(Material for this exercise Opens)

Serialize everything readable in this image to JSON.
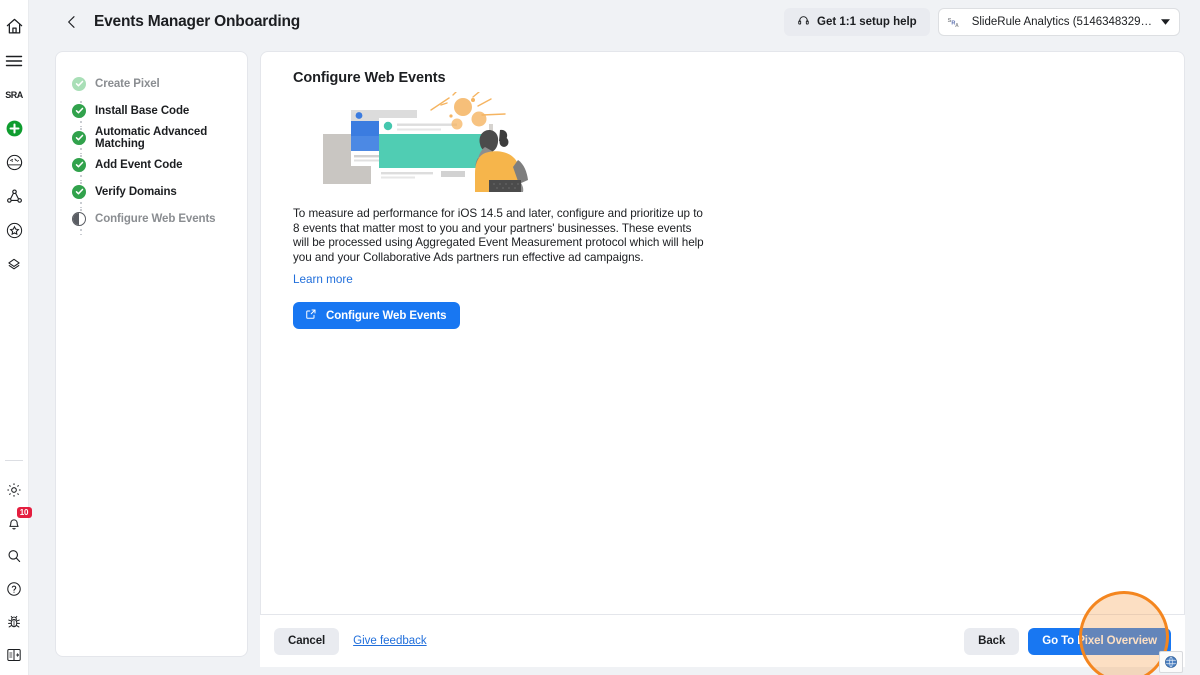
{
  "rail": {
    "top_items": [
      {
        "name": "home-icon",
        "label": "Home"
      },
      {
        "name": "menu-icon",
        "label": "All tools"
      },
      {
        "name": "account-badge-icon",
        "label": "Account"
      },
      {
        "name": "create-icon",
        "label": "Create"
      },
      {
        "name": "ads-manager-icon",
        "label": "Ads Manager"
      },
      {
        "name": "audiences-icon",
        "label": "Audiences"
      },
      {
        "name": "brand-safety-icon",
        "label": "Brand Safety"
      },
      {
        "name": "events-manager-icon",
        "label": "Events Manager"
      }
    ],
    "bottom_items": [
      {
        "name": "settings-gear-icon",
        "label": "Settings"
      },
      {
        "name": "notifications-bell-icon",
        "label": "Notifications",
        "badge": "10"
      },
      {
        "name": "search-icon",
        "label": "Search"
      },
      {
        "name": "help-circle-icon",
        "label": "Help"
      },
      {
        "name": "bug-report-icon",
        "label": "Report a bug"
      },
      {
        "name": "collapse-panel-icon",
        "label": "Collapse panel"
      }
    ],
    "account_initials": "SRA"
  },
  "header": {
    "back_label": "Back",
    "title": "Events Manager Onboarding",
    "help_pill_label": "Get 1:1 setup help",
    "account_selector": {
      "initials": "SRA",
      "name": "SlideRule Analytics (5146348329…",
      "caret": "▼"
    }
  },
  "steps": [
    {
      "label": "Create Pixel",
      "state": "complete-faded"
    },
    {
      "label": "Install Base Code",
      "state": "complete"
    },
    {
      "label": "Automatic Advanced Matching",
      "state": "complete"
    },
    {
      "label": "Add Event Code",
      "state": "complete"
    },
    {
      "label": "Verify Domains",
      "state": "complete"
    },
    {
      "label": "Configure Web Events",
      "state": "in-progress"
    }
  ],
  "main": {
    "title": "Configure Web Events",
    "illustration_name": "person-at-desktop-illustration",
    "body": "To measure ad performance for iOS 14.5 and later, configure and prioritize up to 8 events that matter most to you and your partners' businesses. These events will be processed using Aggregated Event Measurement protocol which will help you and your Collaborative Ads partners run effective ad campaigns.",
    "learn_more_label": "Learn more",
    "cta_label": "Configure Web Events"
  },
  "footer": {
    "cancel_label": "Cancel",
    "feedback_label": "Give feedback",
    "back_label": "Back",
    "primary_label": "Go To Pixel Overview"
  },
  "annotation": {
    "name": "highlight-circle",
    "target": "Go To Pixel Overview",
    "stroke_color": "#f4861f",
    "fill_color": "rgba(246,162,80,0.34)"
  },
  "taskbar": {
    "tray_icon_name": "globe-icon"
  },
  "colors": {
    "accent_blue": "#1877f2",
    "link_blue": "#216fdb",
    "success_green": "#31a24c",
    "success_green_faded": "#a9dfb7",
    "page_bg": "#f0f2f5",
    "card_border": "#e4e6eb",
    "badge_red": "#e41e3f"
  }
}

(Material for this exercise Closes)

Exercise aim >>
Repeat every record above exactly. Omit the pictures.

Result for this exercise >>
Serialize everything readable in this image to JSON.
{
  "rail": {
    "top_items": [
      {
        "name": "home-icon",
        "label": "Home"
      },
      {
        "name": "menu-icon",
        "label": "All tools"
      },
      {
        "name": "account-badge-icon",
        "label": "Account"
      },
      {
        "name": "create-icon",
        "label": "Create"
      },
      {
        "name": "ads-manager-icon",
        "label": "Ads Manager"
      },
      {
        "name": "audiences-icon",
        "label": "Audiences"
      },
      {
        "name": "brand-safety-icon",
        "label": "Brand Safety"
      },
      {
        "name": "events-manager-icon",
        "label": "Events Manager"
      }
    ],
    "bottom_items": [
      {
        "name": "settings-gear-icon",
        "label": "Settings"
      },
      {
        "name": "notifications-bell-icon",
        "label": "Notifications",
        "badge": "10"
      },
      {
        "name": "search-icon",
        "label": "Search"
      },
      {
        "name": "help-circle-icon",
        "label": "Help"
      },
      {
        "name": "bug-report-icon",
        "label": "Report a bug"
      },
      {
        "name": "collapse-panel-icon",
        "label": "Collapse panel"
      }
    ],
    "account_initials": "SRA"
  },
  "header": {
    "back_label": "Back",
    "title": "Events Manager Onboarding",
    "help_pill_label": "Get 1:1 setup help",
    "account_selector": {
      "initials": "SRA",
      "name": "SlideRule Analytics (5146348329…",
      "caret": "▼"
    }
  },
  "steps": [
    {
      "label": "Create Pixel",
      "state": "complete-faded"
    },
    {
      "label": "Install Base Code",
      "state": "complete"
    },
    {
      "label": "Automatic Advanced Matching",
      "state": "complete"
    },
    {
      "label": "Add Event Code",
      "state": "complete"
    },
    {
      "label": "Verify Domains",
      "state": "complete"
    },
    {
      "label": "Configure Web Events",
      "state": "in-progress"
    }
  ],
  "main": {
    "title": "Configure Web Events",
    "illustration_name": "person-at-desktop-illustration",
    "body": "To measure ad performance for iOS 14.5 and later, configure and prioritize up to 8 events that matter most to you and your partners' businesses. These events will be processed using Aggregated Event Measurement protocol which will help you and your Collaborative Ads partners run effective ad campaigns.",
    "learn_more_label": "Learn more",
    "cta_label": "Configure Web Events"
  },
  "footer": {
    "cancel_label": "Cancel",
    "feedback_label": "Give feedback",
    "back_label": "Back",
    "primary_label": "Go To Pixel Overview"
  },
  "annotation": {
    "name": "highlight-circle",
    "target": "Go To Pixel Overview",
    "stroke_color": "#f4861f",
    "fill_color": "rgba(246,162,80,0.34)"
  },
  "taskbar": {
    "tray_icon_name": "globe-icon"
  },
  "colors": {
    "accent_blue": "#1877f2",
    "link_blue": "#216fdb",
    "success_green": "#31a24c",
    "success_green_faded": "#a9dfb7",
    "page_bg": "#f0f2f5",
    "card_border": "#e4e6eb",
    "badge_red": "#e41e3f"
  }
}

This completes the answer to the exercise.